YouGov started asking some additional questions at the start of 2011 – after the sharp movements at the beginning of the above charts.

The next chart shows consistent majority support for spendings cuts as necessary. The figure has been pretty consistent this year, and I have no particular suggestions for the movements at the end of last year.

But while a majority think cuts are necessary, a majority think they are too deep and too quick though the trend is in the government’s favour.

This chart is based on a question with three possible responses (other than don’t know). As well as too fast/deep or too slow/shallow, there is an ‘about right’ option too. This chart tracks those saying ‘too fast’ less both those groups answering ‘about right’ and ‘too slow’. Even more confusingly I have put them both on the same chart.

 Finally, here is a chart that tracks what i think is the most useful question – though it has not been asked very often.

This is

Thinking about the government’s economic policies, which of the following best reflects your view?

  • The government should stick to its current strategy of reducing the deficit, even if this means growth remains slow
  • The government should change its strategy to concentrate on growth, even if this means the deficit stays longer or gets worse

Again it’s a net measure. Opinion only goes with the government in one poll, and the majority against is normally between 5 and 10 per cent (the outliers may well be blips given the lack of data points.) 

As ever, I think polls are only one part of the start of the discussion about what you do or say, though an important one. And as the charts show, people are perfectly capable of having inconsistent views. I have had a brief look for a poll that tracks the importance of the deficit as an issue, but did not come up with one. Knowing that the economy is consistently the biggest issue begs the question about what people mean by that – and of course that meaning can change over time.

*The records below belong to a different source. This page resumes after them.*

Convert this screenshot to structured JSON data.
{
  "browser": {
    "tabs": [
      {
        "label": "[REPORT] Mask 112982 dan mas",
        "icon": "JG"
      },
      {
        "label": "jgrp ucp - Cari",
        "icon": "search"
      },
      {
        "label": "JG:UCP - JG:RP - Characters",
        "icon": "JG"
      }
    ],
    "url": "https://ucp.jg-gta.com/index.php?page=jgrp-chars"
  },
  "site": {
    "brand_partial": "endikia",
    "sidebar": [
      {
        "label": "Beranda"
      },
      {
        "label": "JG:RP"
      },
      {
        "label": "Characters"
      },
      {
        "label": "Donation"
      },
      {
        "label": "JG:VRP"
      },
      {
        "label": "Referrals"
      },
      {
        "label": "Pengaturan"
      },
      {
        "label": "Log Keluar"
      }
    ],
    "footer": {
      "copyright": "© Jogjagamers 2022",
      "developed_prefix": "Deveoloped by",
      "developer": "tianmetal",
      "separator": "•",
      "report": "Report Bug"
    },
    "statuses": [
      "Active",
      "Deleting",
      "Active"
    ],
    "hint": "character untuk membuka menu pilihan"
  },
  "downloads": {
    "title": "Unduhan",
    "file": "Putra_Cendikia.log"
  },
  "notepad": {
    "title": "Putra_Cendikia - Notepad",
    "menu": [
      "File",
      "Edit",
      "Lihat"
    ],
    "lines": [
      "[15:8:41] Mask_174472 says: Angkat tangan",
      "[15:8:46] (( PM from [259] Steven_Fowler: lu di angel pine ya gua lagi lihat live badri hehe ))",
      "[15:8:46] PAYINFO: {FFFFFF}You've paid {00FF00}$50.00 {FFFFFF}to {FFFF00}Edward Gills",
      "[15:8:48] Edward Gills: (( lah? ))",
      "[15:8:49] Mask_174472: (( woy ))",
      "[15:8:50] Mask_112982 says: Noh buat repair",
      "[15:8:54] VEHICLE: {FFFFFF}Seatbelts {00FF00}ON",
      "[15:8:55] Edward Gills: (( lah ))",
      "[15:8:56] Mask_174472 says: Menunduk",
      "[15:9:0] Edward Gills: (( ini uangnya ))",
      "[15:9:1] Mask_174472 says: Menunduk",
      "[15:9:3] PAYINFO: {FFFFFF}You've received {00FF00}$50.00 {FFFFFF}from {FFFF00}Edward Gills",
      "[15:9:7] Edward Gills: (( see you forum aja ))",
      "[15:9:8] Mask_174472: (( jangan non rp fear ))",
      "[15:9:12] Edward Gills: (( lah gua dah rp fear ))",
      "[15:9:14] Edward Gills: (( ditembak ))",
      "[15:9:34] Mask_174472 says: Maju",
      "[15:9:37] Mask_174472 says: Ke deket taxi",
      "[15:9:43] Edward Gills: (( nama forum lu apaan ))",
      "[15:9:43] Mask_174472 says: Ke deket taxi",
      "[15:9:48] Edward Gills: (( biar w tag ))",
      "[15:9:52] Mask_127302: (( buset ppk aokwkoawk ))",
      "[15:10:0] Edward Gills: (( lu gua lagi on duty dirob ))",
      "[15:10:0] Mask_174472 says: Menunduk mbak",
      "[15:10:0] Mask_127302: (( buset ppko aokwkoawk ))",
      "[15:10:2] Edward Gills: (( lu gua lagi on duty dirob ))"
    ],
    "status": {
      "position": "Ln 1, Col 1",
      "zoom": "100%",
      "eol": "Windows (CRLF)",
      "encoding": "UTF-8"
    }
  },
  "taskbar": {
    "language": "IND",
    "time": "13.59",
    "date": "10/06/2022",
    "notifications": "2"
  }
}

What does seem true is that the simple notion that governments should not spend more than they get in (the nation’s credit card/purse argument) is very strong. Direct questions about the deficit and cuts are likely to trigger that view, while other questions will bring other views to the front of discussion. Those of us who want to see a change of course need to ensure that the lack of growth, poor job prospects and cuts in living standards are what people mean by the economy.

2 Responses to Public opinion on spending cuts

  1. syzygy
    Jun 15th 2013, 2:55 pm

    The problem is the sloppiness of the language. Its not just what is meant by the ‘economy’ but the use of ‘deficit’ and ‘debt’ which mean very different things in the context of government spending than the ‘everyday’ usage.

    It is hardly a surprise that the electorate assume that deficits and debts are bad things.. or that the government has a fixed income of tax receipts. Even our MSM journalists never question the looneyness of the UK being like a ‘household’. The left needs to challenge the fantasy narrative.

  2. jed goodright
    Jun 16th 2013, 12:01 pm

    labour and unite back workfare and sanctions against young people out of work

    http://johnnyvoid.wordpress.com/2013/06/15/the-miliband-mccluskey-love-in-and-why-it-matters/

    nazis the lot of you